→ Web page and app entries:
BEGIN
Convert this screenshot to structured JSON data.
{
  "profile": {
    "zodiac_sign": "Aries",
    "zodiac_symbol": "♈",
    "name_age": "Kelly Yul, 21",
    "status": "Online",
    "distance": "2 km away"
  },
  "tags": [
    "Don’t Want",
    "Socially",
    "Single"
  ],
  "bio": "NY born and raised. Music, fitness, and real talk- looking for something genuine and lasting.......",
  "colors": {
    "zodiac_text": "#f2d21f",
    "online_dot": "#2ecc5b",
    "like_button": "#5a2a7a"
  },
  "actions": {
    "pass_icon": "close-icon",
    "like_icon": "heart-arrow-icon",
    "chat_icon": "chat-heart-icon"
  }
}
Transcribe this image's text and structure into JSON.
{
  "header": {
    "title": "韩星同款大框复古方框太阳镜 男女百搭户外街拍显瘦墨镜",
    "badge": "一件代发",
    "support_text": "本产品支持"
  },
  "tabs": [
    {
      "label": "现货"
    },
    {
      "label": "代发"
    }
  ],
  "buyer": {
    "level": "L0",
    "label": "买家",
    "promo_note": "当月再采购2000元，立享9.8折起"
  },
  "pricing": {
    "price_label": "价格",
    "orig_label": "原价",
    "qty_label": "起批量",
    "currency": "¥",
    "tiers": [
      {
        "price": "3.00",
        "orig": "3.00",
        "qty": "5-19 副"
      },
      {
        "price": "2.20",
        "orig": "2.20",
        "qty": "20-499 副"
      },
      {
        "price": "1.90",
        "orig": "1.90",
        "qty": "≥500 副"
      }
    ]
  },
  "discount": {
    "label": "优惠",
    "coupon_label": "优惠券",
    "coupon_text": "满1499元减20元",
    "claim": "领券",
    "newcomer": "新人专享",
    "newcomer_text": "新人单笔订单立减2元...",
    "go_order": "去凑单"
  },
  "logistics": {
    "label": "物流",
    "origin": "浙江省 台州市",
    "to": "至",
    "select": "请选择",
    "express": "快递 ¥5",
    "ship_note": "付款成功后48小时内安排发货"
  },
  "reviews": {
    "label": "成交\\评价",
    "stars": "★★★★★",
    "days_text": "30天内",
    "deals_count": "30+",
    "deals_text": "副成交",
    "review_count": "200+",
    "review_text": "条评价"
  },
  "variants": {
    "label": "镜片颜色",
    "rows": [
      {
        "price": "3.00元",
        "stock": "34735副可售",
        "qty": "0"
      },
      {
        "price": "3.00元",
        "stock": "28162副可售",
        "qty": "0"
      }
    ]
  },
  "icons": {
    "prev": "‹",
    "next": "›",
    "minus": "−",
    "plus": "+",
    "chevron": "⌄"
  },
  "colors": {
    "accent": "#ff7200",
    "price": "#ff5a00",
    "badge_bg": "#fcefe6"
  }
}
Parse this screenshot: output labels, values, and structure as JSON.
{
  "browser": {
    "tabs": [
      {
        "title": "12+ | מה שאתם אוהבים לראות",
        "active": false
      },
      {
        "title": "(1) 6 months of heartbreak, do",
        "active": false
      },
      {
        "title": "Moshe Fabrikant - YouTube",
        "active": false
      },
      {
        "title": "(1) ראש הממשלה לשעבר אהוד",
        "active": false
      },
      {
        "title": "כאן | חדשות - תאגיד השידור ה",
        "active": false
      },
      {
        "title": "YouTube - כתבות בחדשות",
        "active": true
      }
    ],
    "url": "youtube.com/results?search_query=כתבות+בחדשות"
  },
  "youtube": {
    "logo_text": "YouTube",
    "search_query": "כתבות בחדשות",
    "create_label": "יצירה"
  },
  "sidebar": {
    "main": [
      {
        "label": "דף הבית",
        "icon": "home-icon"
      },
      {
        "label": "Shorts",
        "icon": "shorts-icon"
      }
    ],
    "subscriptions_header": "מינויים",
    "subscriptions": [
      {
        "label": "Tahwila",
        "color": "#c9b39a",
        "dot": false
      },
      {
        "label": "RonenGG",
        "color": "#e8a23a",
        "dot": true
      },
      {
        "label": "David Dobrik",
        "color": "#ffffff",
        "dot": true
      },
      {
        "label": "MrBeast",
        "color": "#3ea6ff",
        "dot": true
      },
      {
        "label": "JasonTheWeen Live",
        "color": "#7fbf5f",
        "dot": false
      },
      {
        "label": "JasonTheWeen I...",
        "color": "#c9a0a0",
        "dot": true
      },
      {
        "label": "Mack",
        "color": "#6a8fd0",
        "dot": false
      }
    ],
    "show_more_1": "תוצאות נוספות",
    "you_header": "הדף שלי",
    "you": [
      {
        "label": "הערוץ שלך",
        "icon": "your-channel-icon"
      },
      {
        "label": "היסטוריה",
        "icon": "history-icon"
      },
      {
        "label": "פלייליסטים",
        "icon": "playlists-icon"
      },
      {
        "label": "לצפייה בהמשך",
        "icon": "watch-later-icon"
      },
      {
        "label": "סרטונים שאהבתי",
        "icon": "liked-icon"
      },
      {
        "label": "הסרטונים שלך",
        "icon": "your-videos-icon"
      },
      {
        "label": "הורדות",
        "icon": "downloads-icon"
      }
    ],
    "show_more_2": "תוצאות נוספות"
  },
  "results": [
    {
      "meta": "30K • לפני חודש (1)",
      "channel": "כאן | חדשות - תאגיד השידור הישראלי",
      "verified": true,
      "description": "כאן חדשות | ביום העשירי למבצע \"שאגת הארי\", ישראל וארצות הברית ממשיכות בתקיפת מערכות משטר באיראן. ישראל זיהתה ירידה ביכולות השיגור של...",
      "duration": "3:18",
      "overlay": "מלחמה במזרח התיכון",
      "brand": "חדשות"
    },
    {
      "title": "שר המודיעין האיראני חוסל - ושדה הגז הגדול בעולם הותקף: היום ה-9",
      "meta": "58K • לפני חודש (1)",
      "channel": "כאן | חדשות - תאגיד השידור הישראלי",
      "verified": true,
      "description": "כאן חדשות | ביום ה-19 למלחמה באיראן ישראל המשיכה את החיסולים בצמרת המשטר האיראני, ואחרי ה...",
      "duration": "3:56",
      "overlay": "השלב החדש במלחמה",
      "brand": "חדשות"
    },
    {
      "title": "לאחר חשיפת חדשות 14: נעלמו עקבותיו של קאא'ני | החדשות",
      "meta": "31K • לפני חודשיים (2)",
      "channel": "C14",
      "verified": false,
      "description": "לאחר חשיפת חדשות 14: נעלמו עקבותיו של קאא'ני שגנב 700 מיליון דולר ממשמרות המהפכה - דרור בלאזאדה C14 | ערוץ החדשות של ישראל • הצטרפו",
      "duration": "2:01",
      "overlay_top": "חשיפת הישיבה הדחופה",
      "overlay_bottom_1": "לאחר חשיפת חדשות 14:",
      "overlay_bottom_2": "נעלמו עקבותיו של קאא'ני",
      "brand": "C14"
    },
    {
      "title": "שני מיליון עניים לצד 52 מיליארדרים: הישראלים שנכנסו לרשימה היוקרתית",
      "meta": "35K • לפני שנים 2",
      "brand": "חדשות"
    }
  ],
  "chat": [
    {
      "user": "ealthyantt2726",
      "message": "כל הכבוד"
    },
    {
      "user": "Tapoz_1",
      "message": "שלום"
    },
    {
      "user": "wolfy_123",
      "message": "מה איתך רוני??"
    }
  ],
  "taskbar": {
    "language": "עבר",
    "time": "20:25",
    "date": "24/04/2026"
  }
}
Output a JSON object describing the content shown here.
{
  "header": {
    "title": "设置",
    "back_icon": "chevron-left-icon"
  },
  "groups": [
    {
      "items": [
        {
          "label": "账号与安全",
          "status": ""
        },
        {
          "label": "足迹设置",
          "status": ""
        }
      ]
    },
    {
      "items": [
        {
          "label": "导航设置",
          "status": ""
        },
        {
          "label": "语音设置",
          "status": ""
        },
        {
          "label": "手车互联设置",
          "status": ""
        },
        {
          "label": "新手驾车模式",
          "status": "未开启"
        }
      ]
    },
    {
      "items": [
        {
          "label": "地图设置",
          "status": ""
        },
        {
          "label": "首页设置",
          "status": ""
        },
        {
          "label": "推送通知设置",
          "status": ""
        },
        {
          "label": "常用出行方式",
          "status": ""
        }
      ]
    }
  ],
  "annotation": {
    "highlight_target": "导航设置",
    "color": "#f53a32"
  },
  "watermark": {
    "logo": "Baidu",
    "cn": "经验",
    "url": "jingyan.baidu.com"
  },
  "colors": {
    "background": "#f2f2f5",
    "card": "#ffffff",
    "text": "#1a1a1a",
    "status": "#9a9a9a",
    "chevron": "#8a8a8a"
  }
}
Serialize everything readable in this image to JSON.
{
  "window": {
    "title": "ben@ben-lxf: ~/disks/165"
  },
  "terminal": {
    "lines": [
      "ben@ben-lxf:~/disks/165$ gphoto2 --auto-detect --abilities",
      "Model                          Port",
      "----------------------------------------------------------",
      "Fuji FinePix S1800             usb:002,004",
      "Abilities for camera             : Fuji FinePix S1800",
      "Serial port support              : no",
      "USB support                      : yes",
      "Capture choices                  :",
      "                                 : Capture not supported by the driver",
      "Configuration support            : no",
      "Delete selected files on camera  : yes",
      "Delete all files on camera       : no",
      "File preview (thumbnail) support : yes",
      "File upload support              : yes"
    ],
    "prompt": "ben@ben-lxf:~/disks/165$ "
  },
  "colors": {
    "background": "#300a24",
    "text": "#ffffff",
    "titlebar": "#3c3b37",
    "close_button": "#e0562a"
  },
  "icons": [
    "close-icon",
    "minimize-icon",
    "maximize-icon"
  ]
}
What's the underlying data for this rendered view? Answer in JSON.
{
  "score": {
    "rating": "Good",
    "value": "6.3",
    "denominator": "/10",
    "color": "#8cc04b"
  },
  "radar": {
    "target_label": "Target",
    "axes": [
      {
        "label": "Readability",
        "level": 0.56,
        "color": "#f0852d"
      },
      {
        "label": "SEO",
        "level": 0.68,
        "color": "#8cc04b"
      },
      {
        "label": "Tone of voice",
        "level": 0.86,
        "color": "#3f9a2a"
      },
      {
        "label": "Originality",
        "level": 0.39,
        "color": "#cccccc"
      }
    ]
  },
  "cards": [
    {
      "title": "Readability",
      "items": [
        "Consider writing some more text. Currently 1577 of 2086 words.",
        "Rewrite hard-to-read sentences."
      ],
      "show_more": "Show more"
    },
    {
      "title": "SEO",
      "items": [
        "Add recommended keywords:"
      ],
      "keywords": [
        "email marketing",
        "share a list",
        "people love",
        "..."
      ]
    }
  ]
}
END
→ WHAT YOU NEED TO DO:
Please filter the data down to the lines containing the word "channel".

→ THE COMPLETED TASK:
        "icon": "your-channel-icon"
      "channel": "כאן | חדשות - תאגיד השידור הישראלי",
      "channel": "כאן | חדשות - תאגיד השידור הישראלי",
      "channel": "C14",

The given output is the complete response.